:: Exercise materials ::
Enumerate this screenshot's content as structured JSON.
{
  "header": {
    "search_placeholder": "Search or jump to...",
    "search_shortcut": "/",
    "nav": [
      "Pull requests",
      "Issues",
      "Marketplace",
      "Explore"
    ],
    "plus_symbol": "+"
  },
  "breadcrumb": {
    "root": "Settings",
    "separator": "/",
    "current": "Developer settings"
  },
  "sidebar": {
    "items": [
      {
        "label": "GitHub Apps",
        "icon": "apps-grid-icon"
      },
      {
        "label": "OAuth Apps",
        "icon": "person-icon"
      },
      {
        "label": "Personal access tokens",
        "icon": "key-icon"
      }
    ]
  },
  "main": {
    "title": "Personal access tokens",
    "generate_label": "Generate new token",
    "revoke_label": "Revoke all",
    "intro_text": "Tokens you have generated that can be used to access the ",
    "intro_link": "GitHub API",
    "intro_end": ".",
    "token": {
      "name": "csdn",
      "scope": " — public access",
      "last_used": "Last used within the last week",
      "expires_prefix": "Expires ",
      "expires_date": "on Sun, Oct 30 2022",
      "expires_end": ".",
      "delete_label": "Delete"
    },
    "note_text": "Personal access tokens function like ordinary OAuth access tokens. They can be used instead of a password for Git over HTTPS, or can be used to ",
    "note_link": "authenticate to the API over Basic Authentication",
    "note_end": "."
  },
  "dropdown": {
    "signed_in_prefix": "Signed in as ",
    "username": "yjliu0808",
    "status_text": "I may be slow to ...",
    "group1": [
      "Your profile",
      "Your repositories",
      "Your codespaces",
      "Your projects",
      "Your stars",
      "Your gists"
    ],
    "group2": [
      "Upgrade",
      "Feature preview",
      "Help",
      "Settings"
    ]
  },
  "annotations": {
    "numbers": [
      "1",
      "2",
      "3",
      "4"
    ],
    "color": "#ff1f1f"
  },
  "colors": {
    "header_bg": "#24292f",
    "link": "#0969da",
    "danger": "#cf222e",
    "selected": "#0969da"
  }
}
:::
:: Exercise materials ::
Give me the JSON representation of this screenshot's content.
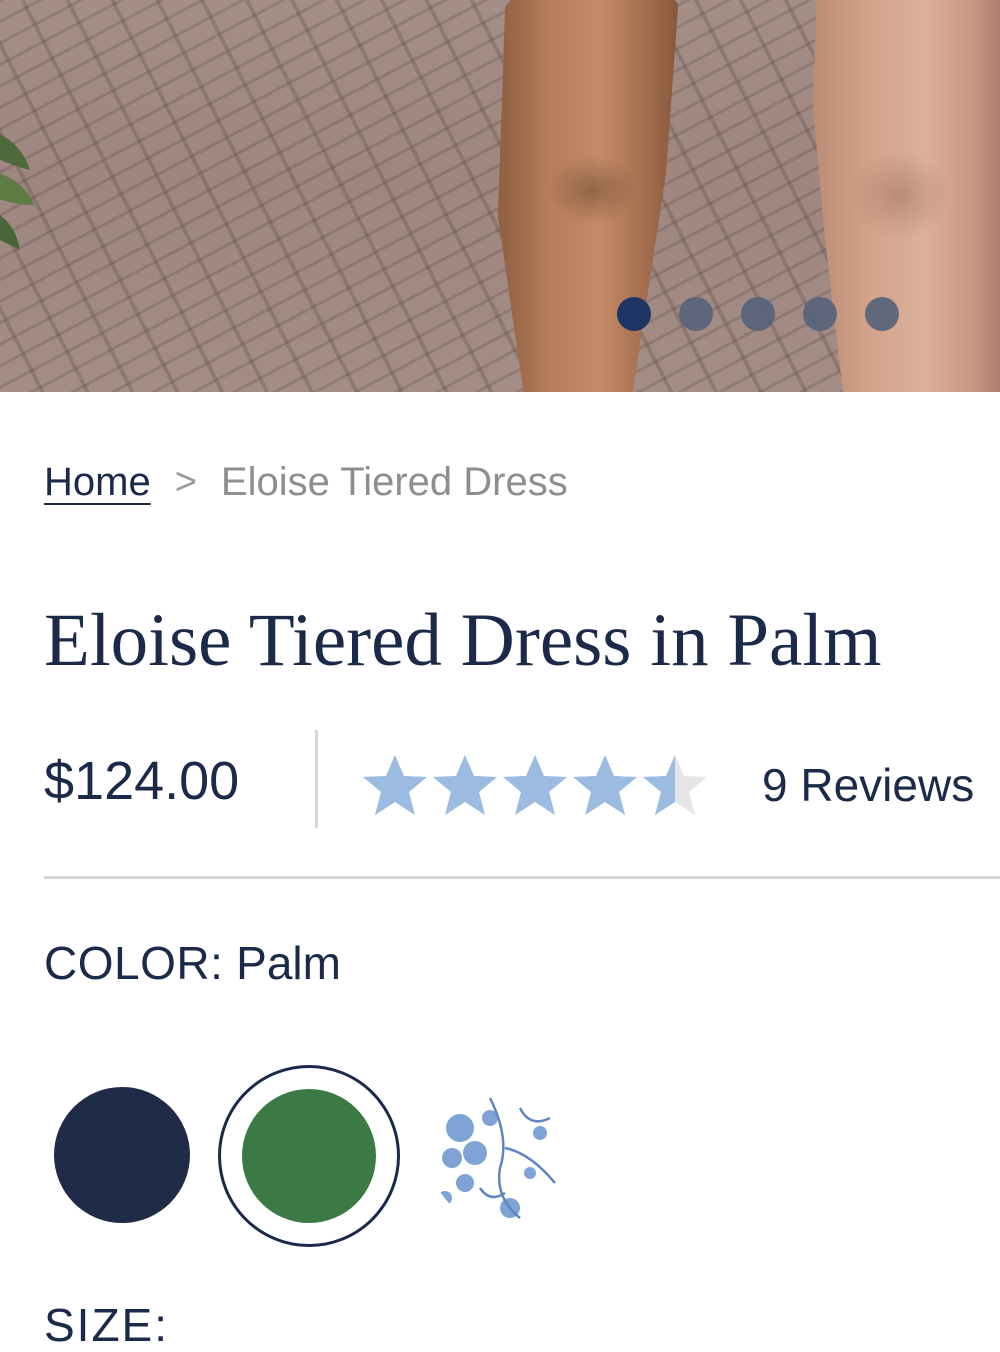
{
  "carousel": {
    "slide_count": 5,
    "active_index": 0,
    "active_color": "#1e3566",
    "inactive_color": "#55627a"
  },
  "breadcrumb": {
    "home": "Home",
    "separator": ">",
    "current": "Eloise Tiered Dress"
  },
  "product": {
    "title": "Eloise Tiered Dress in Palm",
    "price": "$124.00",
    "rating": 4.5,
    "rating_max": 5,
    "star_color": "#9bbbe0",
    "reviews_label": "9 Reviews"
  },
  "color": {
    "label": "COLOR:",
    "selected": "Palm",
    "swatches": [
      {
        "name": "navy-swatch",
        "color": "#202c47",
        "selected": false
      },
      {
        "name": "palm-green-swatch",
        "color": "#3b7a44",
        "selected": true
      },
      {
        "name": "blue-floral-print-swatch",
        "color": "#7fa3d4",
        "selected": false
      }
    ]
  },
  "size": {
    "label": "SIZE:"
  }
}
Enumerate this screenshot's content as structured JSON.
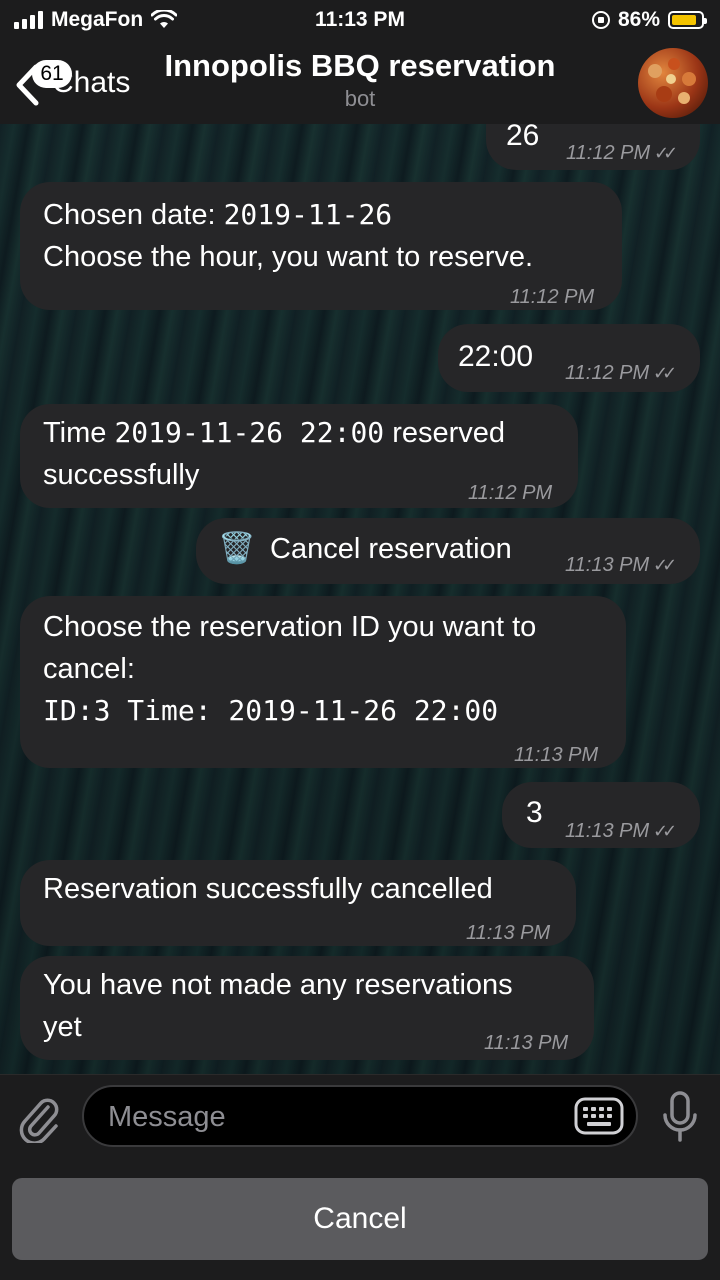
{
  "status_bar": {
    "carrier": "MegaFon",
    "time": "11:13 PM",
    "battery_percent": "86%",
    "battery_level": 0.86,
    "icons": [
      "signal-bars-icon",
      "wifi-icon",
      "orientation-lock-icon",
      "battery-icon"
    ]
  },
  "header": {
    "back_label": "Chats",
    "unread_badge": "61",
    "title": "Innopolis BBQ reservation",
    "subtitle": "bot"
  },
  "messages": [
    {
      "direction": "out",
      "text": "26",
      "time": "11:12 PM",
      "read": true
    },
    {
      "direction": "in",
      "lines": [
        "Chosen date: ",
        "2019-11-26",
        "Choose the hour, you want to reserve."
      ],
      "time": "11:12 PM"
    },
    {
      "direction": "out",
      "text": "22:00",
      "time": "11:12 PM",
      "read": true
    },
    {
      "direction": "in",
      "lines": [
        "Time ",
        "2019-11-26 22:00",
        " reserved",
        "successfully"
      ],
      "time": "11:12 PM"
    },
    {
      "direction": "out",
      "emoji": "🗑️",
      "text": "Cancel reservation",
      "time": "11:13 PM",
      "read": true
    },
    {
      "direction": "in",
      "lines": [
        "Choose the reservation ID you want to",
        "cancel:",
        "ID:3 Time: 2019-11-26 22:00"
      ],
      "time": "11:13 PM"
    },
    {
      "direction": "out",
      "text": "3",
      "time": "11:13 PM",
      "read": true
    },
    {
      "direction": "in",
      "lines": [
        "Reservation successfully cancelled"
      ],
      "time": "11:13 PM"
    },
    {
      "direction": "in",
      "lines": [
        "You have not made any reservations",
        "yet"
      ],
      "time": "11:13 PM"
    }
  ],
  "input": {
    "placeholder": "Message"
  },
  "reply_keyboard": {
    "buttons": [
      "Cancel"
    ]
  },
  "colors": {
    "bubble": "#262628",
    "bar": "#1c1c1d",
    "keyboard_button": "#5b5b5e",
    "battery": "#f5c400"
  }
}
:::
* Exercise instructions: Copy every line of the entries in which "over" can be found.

* Solution:
    "note_text": "Personal access tokens function like ordinary OAuth access tokens. They can be used instead of a password for Git over HTTPS, or can be used to ",
    "note_link": "authenticate to the API over Basic Authentication",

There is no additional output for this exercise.